“That’s not what I look like!” our friend objected during a self-help session she was attending. This friend (let’s call her Tara) related to us how each member of the group had been asked to look in a full-length mirror and describe how they saw themselves.
“Fat and unattractive,” was what Tara said as she gazed at her image. In the mirror she saw a lumpy, dull-looking person reflected back to her.
Then someone else was asked how she saw Tara. “Tall, intelligent, and competent,” was her reply. The reflection in the mirror seemed to change to show a tall, commanding person with a take-charge attitude.
Which was Tara’s true reflection: her negative self-image or the positive one offered by the other person? The answer is: neither. Whether we have a self-diminishing or self-aggrandizing conception of ourself, if we think only of such superficial aspects as our body and personality, we’re usually far from the true mark.
Similarly, whether others see us in a positive or negative way, their impressions may be colored by their own values and preferences. Their reactions can also change over time: one day they’re heaping praise on us, and the next, we’re abandoned by the wayside.
Where then can we find a mirror that reflects the truth about ourselves? In her inspiring book, The Flawless Mirror, one of Yoganandaji’s most highly advanced direct disciples, Kamala Silva, describes an experience she had involving the Master:
It began with an afternoon nap that turned into conscious sleep, and then continued after I awakened. I saw a large crowd of people walking up a road; and as I observed them I knew, suddenly, with complete certainty, that Master was about to pass by. At that moment they paused, and there among them was my Guru. He stood looking directly at me with a smile of infinite sweetness. The people near him were not aware of his presence, so seemingly absorbed in reaching some destination. I thought: I can have the blessing of walking beside him if I hurry to reach him. Everyone, including Master, now moved on very rapidly. I called out that I was coming to join him. I reached him, breathless from my efforts. Then I turned to look again into his dearly familiar face. At that instant everything vanished—all form melted from my sight. Pure Bliss engulfed me. I was conscious only of Bliss. I was awake, divinely awake!
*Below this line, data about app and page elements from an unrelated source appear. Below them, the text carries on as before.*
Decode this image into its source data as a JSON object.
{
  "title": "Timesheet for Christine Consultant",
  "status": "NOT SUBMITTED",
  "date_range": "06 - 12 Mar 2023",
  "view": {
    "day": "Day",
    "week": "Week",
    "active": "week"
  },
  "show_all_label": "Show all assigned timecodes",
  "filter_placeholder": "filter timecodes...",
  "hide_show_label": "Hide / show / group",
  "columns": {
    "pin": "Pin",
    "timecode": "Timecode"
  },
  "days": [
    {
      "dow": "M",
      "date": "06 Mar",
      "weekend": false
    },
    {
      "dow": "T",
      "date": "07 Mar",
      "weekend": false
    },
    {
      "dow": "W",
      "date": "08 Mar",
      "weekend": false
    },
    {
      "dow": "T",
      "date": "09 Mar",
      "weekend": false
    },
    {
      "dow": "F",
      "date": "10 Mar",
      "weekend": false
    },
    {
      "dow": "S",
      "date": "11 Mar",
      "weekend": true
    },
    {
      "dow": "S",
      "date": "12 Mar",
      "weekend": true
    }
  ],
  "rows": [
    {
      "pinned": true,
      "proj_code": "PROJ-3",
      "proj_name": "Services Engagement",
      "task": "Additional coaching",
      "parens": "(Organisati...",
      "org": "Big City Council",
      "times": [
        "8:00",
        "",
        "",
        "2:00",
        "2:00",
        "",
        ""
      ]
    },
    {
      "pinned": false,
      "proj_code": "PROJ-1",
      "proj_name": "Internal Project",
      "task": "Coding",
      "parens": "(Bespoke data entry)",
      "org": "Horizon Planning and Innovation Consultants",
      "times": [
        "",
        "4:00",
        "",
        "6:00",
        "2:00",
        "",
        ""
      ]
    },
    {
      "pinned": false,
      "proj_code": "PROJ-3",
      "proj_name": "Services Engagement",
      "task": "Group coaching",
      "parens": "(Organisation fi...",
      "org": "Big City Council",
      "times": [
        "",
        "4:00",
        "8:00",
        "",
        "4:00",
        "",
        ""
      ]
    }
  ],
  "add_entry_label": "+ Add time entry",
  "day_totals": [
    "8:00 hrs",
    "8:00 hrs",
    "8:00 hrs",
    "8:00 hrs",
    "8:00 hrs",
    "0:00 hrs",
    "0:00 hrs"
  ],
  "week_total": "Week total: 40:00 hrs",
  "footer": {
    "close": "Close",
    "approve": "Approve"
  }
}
Looking into my Guru’s face, I had found the Formless Cosmic Bliss! Afterward, I thought with reverent wonder how the Flawless Mirror of my Guru reflects God.
If we want to know the truth about anything—ourselves, others, the world around us, the nature of reality—we must raise our consciousness towards God’s flawless mirror. St. Paul says in the Bible, “For now we see through a glass, darkly; but then face to face: now I know in part; but then shall I know even as also I am known.”
So how can we perceive the truth of our being? It is not by looking at the distorted images we see reflected in this house of mirrors which comprise the material world. When we offer all that we are at the feet of the Divine, we can gaze into His flawless mirror and see reflected there our true self: a spark of God made of His bliss and light.
Master once said to a group of his disciples, “I see all of you as images of light. Everything—these trees, bushes, the grass you are standing on—all are made of that light. You have no idea how beautiful everything is!”
Towards the One Light,